### RECORDS FOR PROCESSING ###
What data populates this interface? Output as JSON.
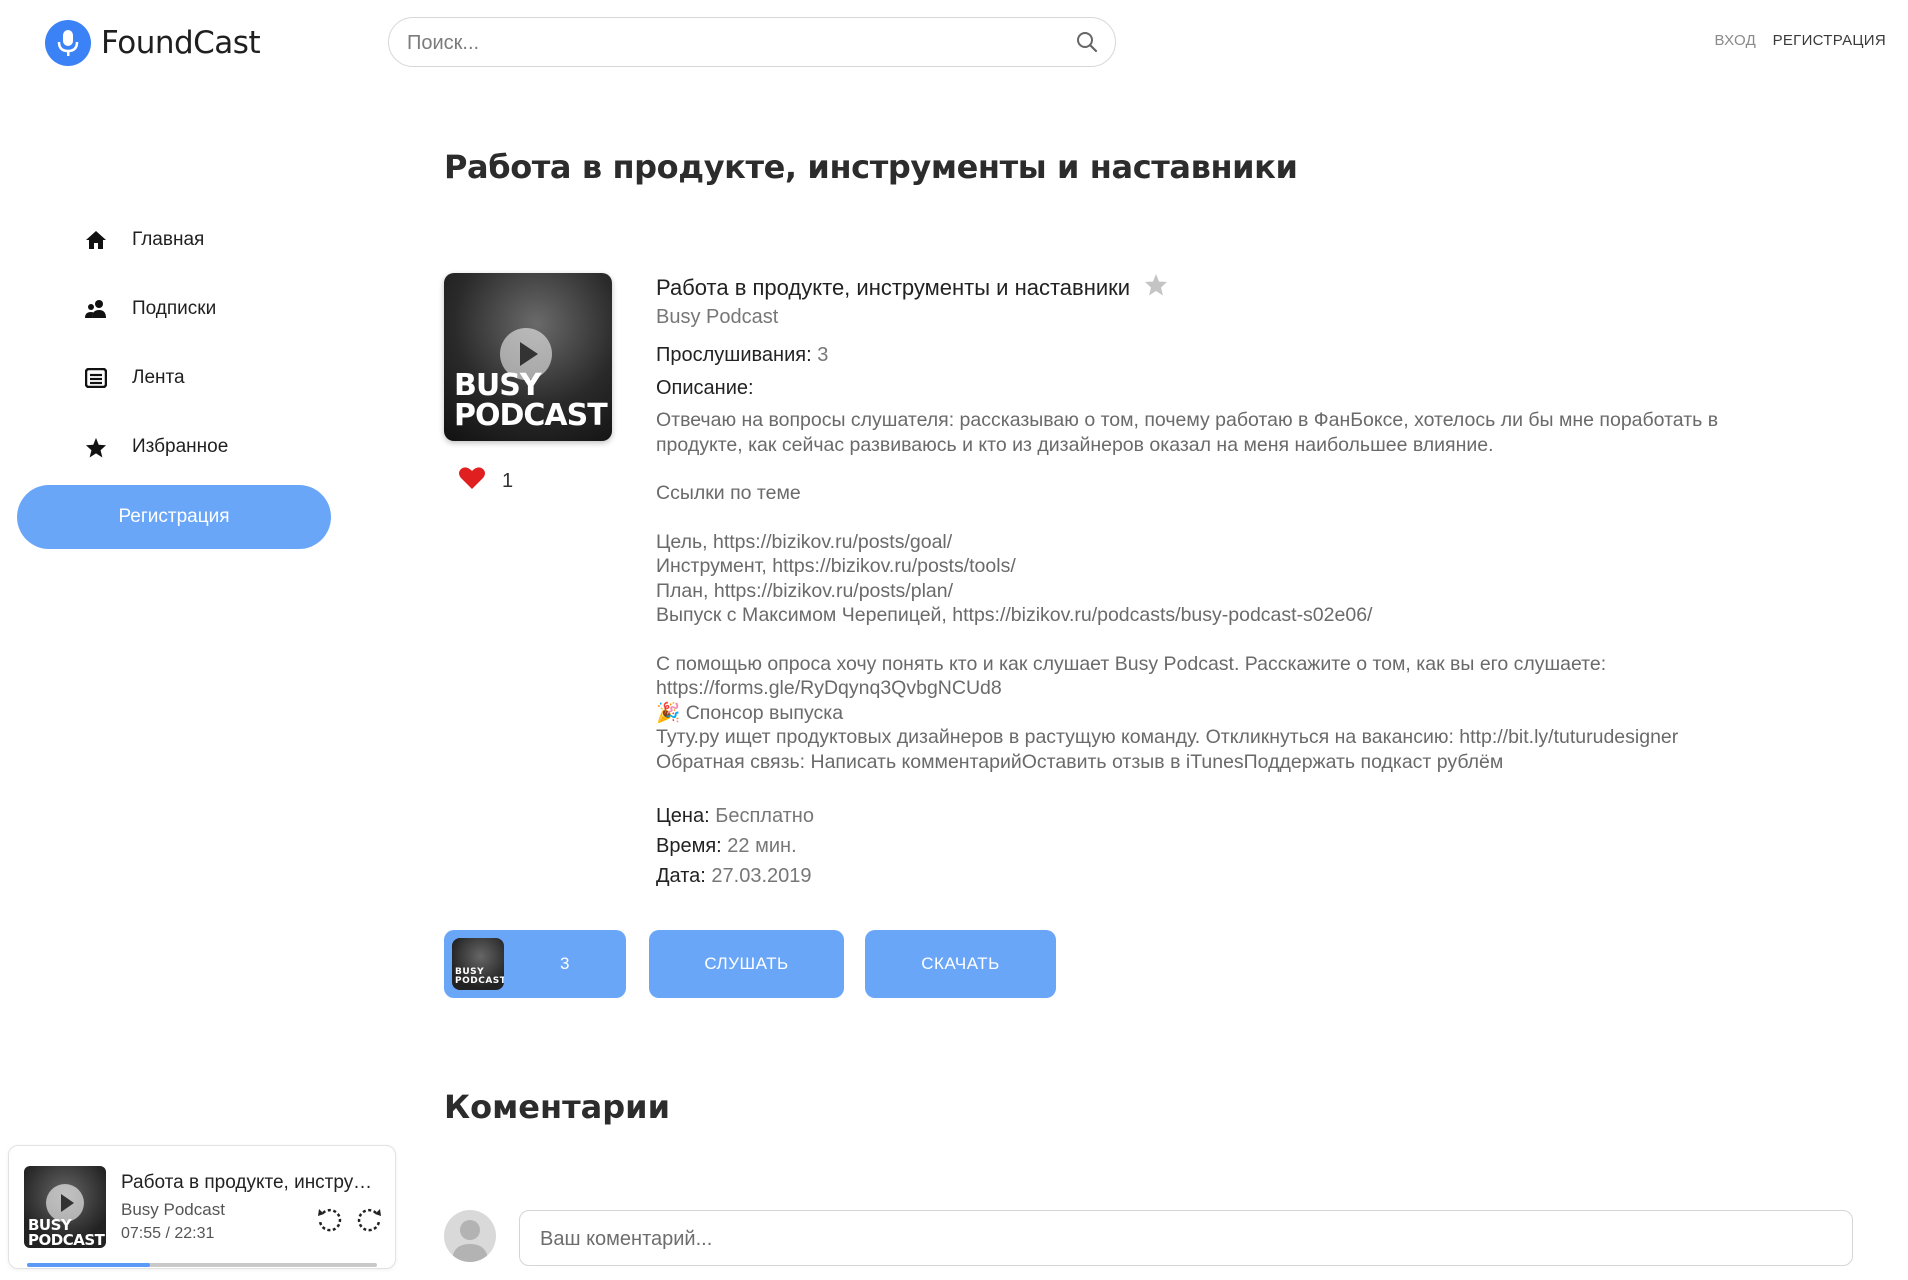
{
  "header": {
    "logo_text": "FoundCast",
    "search_placeholder": "Поиск...",
    "login_label": "ВХОД",
    "register_label": "РЕГИСТРАЦИЯ"
  },
  "sidebar": {
    "items": [
      {
        "label": "Главная",
        "icon": "home-icon"
      },
      {
        "label": "Подписки",
        "icon": "users-icon"
      },
      {
        "label": "Лента",
        "icon": "list-icon"
      },
      {
        "label": "Избранное",
        "icon": "star-icon"
      }
    ],
    "register_button": "Регистрация"
  },
  "page": {
    "title": "Работа в продукте, инструменты и наставники"
  },
  "episode": {
    "cover_text_line1": "BUSY",
    "cover_text_line2": "PODCAST",
    "likes": "1",
    "title": "Работа в продукте, инструменты и наставники",
    "podcast": "Busy Podcast",
    "listens_label": "Прослушивания:",
    "listens_value": "3",
    "description_label": "Описание:",
    "description": {
      "p1": "Отвечаю на вопросы слушателя: рассказываю о том, почему работаю в ФанБоксе, хотелось ли бы мне поработать в продукте, как сейчас развиваюсь и кто из дизайнеров оказал на меня наибольшее влияние.",
      "p2": "Ссылки по теме",
      "l1": "Цель, https://bizikov.ru/posts/goal/",
      "l2": "Инструмент, https://bizikov.ru/posts/tools/",
      "l3": "План, https://bizikov.ru/posts/plan/",
      "l4": "Выпуск с Максимом Черепицей, https://bizikov.ru/podcasts/busy-podcast-s02e06/",
      "p3": "С помощью опроса хочу понять кто и как слушает Busy Podcast. Расскажите о том, как вы его слушаете: https://forms.gle/RyDqynq3QvbgNCUd8",
      "sponsor_emoji": "🎉",
      "sponsor": "Спонсор выпуска",
      "p4": "Туту.ру ищет продуктовых дизайнеров в растущую команду. Откликнуться на вакансию: http://bit.ly/tuturudesigner",
      "p5": "Обратная связь: Написать комментарийОставить отзыв в iTunesПоддержать подкаст рублём"
    },
    "price_label": "Цена:",
    "price_value": "Бесплатно",
    "duration_label": "Время:",
    "duration_value": "22 мин.",
    "date_label": "Дата:",
    "date_value": "27.03.2019"
  },
  "actions": {
    "episodes_count": "3",
    "listen_label": "СЛУШАТЬ",
    "download_label": "СКАЧАТЬ"
  },
  "comments": {
    "title": "Коментарии",
    "input_placeholder": "Ваш коментарий..."
  },
  "player": {
    "title": "Работа в продукте, инструменты и наставники",
    "podcast": "Busy Podcast",
    "time": "07:55 / 22:31",
    "cover_text_line1": "BUSY",
    "cover_text_line2": "PODCAST",
    "progress": 0.35
  },
  "colors": {
    "accent": "#6aa6f8",
    "logo": "#3b82f6",
    "heart": "#e02020"
  }
}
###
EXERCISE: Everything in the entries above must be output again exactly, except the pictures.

ANSWER TO THE EXERCISE:
What data populates this interface? Output as JSON.
{
  "header": {
    "logo_text": "FoundCast",
    "search_placeholder": "Поиск...",
    "login_label": "ВХОД",
    "register_label": "РЕГИСТРАЦИЯ"
  },
  "sidebar": {
    "items": [
      {
        "label": "Главная",
        "icon": "home-icon"
      },
      {
        "label": "Подписки",
        "icon": "users-icon"
      },
      {
        "label": "Лента",
        "icon": "list-icon"
      },
      {
        "label": "Избранное",
        "icon": "star-icon"
      }
    ],
    "register_button": "Регистрация"
  },
  "page": {
    "title": "Работа в продукте, инструменты и наставники"
  },
  "episode": {
    "cover_text_line1": "BUSY",
    "cover_text_line2": "PODCAST",
    "likes": "1",
    "title": "Работа в продукте, инструменты и наставники",
    "podcast": "Busy Podcast",
    "listens_label": "Прослушивания:",
    "listens_value": "3",
    "description_label": "Описание:",
    "description": {
      "p1": "Отвечаю на вопросы слушателя: рассказываю о том, почему работаю в ФанБоксе, хотелось ли бы мне поработать в продукте, как сейчас развиваюсь и кто из дизайнеров оказал на меня наибольшее влияние.",
      "p2": "Ссылки по теме",
      "l1": "Цель, https://bizikov.ru/posts/goal/",
      "l2": "Инструмент, https://bizikov.ru/posts/tools/",
      "l3": "План, https://bizikov.ru/posts/plan/",
      "l4": "Выпуск с Максимом Черепицей, https://bizikov.ru/podcasts/busy-podcast-s02e06/",
      "p3": "С помощью опроса хочу понять кто и как слушает Busy Podcast. Расскажите о том, как вы его слушаете: https://forms.gle/RyDqynq3QvbgNCUd8",
      "sponsor_emoji": "🎉",
      "sponsor": "Спонсор выпуска",
      "p4": "Туту.ру ищет продуктовых дизайнеров в растущую команду. Откликнуться на вакансию: http://bit.ly/tuturudesigner",
      "p5": "Обратная связь: Написать комментарийОставить отзыв в iTunesПоддержать подкаст рублём"
    },
    "price_label": "Цена:",
    "price_value": "Бесплатно",
    "duration_label": "Время:",
    "duration_value": "22 мин.",
    "date_label": "Дата:",
    "date_value": "27.03.2019"
  },
  "actions": {
    "episodes_count": "3",
    "listen_label": "СЛУШАТЬ",
    "download_label": "СКАЧАТЬ"
  },
  "comments": {
    "title": "Коментарии",
    "input_placeholder": "Ваш коментарий..."
  },
  "player": {
    "title": "Работа в продукте, инструменты и наставники",
    "podcast": "Busy Podcast",
    "time": "07:55 / 22:31",
    "cover_text_line1": "BUSY",
    "cover_text_line2": "PODCAST",
    "progress": 0.35
  },
  "colors": {
    "accent": "#6aa6f8",
    "logo": "#3b82f6",
    "heart": "#e02020"
  }
}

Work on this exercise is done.